about 2:00 AM and woke up the Chaplain. He wasn't going to ride the Salmon 
back as she was sinking. She wasn't and we did not sink. He didn't have to 
and did not ride her back.

     During our short stay I did SAVE Lt. Ray Gloyer's LIFE. No thanks tho. 
Some of the crew were swimming over the side. Ray couldn't swim, and was 
pushed over the side. He grabbed me!! Somehow we got back to the side, about 
10 feet. He almost drowned me. I was a fair swimmer,  not the best; REWARD!!! 
 Not even a bottle of beer. Oh Well," It all counts on 20."
     Upon arrival at Pearl, we created quite a stir with Comsubpac, and the 
repair officials and personnel. They had never seen a submarine with such 
extensive damage still, under her own power and afloat, While we were in 
Pearl a big wheel, a Captain came down and made a speech to the entire crew.

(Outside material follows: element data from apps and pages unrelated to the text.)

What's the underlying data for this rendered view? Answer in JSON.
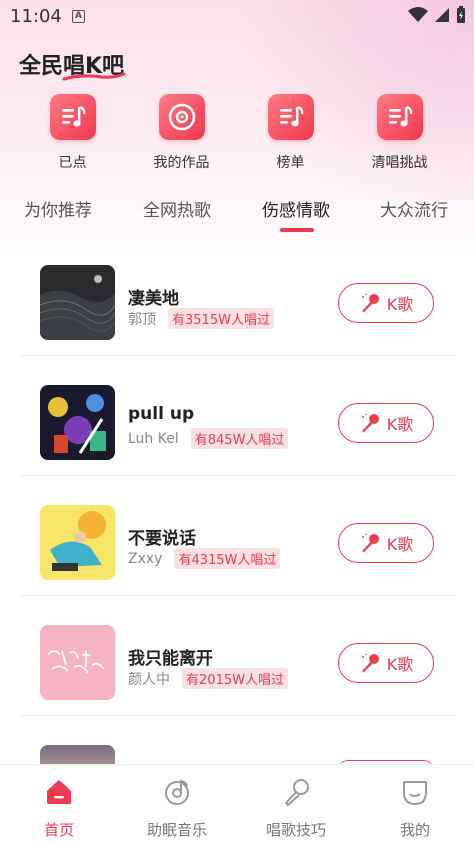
{
  "status_bar": {
    "time": "11:04",
    "indicator": "A"
  },
  "app": {
    "title": "全民唱K吧",
    "accent_color": "#ee3b52"
  },
  "quick_actions": [
    {
      "label": "已点",
      "icon": "music-list-icon"
    },
    {
      "label": "我的作品",
      "icon": "record-disc-icon"
    },
    {
      "label": "榜单",
      "icon": "music-list-icon"
    },
    {
      "label": "清唱挑战",
      "icon": "music-list-icon"
    }
  ],
  "tabs": [
    {
      "label": "为你推荐",
      "active": false
    },
    {
      "label": "全网热歌",
      "active": false
    },
    {
      "label": "伤感情歌",
      "active": true
    },
    {
      "label": "大众流行",
      "active": false
    }
  ],
  "songs": [
    {
      "title": "凄美地",
      "artist": "郭顶",
      "sung_count": "有3515W人唱过",
      "button": "K歌"
    },
    {
      "title": "pull up",
      "artist": "Luh Kel",
      "sung_count": "有845W人唱过",
      "button": "K歌"
    },
    {
      "title": "不要说话",
      "artist": "Zxxy",
      "sung_count": "有4315W人唱过",
      "button": "K歌"
    },
    {
      "title": "我只能离开",
      "artist": "颜人中",
      "sung_count": "有2015W人唱过",
      "button": "K歌"
    }
  ],
  "bottom_nav": [
    {
      "label": "首页",
      "active": true,
      "icon": "home-icon"
    },
    {
      "label": "助眠音乐",
      "active": false,
      "icon": "music-note-disc-icon"
    },
    {
      "label": "唱歌技巧",
      "active": false,
      "icon": "microphone-icon"
    },
    {
      "label": "我的",
      "active": false,
      "icon": "profile-icon"
    }
  ]
}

     "The U.S.S, SALMON SS 182 has done something no other submarine in 
history has ever done.. Forced to surface because of massive damage, fight 
off (4) four escorts for (4) hours, within 100 miles of Enemy Air Bases, and 

     There has been no decision as to the Salmons' fate as her damage was 
massive, ANY and ALL crew members who wanted to stay on board could remain as 
long as there was a Salmon."

     Needless to say it did not happen. We all were transferred to the 
Stickelback SS-415, Launched at Mare Island, 1 January 1945.

   For this the Salmon received the Presidential Unit Citation.

         		SHE  NEVER  DOVE  AGAIN

     My story as best remembered by John D. Stallings At that time QM 
l/c(SS)- CQM. 

 1  Light Cruiser, 6 Supply Ships, 2  Tankers, 2 Patrol Frigates 

1 Light Cruiser, 1 Destroyer, 3 Supply Ships, 2 Tankers 
31,800 tons and total of 56,000 tons!  

     A letter from Capt. Laning, 10 August 1989, a book by Cdr. John Alden 
"U.S. Submarine Attacks During World II" , he (Capt. Laning) dug out the 
following tonnage. 11 patrols and 18 successful attacks, sank 8 ships of 
31,500 tons and damaged 10 ships of 60,400 tons, for a total of 91,900 tons 
The first two years of the war we had bum torpedoes!!

     The day after our fight, three of the four escorts were sighted. One of 
those was damaged. Don't think we received any credit for sinking or 
damaging? ComSubPac required actual sightings before credit could be given 
for damage or sinking. Each must be confirmed.
This is as best I could remember of my personal experience, thoughts and 
feelings on 30 November 1944.

     There are or were 82  other personal experiences, stories, feelings, and 
emotions involved. Each just as important to each of the Salmon's crew as 
they lived it also.